#### DATA UNDER STUDY

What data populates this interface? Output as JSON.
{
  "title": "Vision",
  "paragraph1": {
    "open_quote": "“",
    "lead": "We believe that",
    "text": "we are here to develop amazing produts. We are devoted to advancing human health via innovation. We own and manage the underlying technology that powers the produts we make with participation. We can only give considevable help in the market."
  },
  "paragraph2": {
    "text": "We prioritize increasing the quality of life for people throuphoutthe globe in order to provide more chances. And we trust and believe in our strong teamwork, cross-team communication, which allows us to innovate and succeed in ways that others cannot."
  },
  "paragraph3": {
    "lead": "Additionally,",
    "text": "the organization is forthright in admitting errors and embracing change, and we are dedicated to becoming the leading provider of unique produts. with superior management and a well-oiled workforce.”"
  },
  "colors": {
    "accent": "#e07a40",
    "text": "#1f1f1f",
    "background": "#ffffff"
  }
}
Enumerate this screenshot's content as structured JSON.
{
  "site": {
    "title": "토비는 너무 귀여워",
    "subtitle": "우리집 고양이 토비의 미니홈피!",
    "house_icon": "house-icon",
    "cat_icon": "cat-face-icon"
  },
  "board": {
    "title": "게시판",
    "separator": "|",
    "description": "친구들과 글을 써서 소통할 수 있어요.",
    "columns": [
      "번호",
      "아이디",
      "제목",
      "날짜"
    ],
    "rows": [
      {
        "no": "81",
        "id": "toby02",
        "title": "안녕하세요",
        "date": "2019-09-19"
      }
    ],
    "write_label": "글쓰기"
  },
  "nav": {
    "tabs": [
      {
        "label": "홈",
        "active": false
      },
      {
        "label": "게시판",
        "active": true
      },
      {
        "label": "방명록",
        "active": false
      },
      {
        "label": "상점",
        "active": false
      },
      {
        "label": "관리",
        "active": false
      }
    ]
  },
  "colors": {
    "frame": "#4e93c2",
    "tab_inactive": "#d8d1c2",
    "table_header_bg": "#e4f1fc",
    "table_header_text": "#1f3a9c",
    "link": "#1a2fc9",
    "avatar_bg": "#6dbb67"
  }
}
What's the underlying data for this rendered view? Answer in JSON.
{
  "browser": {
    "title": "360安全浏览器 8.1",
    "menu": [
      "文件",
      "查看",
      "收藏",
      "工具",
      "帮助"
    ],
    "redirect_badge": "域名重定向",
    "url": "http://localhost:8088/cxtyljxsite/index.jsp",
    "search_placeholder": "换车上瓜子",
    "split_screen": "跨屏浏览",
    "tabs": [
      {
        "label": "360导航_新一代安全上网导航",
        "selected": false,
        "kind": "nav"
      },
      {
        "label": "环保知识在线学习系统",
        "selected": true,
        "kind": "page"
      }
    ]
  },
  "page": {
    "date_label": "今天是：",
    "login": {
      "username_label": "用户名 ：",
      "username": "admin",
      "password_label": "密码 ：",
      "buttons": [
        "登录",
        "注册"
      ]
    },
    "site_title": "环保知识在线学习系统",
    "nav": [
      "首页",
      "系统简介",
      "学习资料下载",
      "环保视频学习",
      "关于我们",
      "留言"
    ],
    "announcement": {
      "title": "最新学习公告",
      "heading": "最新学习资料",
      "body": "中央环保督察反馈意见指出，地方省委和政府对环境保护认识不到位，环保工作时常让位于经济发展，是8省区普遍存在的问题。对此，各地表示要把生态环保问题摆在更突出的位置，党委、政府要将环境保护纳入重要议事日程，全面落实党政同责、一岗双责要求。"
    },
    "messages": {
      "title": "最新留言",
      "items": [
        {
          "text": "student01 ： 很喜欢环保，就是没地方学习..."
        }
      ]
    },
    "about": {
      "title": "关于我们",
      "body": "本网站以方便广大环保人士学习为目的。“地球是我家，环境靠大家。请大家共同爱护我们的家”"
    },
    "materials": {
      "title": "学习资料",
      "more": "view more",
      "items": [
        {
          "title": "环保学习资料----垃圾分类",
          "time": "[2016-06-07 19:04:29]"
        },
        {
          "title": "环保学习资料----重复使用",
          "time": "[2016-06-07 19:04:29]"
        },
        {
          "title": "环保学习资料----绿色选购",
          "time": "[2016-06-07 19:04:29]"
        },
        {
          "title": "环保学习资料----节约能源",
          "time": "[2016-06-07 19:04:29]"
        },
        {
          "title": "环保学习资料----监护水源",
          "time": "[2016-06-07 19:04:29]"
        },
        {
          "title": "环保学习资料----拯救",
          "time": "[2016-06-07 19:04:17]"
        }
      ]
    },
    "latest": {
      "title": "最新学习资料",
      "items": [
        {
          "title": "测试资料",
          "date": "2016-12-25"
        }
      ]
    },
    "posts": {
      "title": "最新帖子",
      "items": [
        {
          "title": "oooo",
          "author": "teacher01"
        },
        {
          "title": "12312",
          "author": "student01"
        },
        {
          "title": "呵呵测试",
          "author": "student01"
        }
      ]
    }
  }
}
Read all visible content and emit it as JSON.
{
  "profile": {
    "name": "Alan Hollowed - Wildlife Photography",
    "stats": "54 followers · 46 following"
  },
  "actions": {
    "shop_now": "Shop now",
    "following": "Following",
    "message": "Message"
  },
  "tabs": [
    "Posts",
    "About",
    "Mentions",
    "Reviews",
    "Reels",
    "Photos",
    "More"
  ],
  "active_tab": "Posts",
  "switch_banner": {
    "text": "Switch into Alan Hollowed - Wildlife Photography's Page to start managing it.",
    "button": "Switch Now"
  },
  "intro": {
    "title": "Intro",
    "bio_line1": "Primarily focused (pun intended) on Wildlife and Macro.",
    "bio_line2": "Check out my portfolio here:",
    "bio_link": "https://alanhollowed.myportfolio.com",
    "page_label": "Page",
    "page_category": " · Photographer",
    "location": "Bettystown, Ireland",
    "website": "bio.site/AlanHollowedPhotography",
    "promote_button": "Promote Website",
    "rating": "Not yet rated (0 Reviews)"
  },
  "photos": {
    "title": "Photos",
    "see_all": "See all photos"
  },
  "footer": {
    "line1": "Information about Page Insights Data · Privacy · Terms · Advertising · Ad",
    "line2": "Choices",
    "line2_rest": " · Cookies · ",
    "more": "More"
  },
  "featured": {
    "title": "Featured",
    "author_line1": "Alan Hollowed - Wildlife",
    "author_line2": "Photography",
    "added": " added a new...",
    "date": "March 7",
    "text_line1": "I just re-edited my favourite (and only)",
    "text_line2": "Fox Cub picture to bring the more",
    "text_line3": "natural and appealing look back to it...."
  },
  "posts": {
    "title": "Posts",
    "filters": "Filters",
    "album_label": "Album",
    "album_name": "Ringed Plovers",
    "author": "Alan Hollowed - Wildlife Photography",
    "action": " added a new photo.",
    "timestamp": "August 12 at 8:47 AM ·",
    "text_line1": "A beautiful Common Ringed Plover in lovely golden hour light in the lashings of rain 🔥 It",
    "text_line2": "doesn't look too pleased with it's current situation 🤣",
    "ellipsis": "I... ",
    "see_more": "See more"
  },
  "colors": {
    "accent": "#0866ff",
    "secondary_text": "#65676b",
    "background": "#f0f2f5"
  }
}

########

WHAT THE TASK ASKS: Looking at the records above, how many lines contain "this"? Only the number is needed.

ANSWER TO THE EXERCISE: 3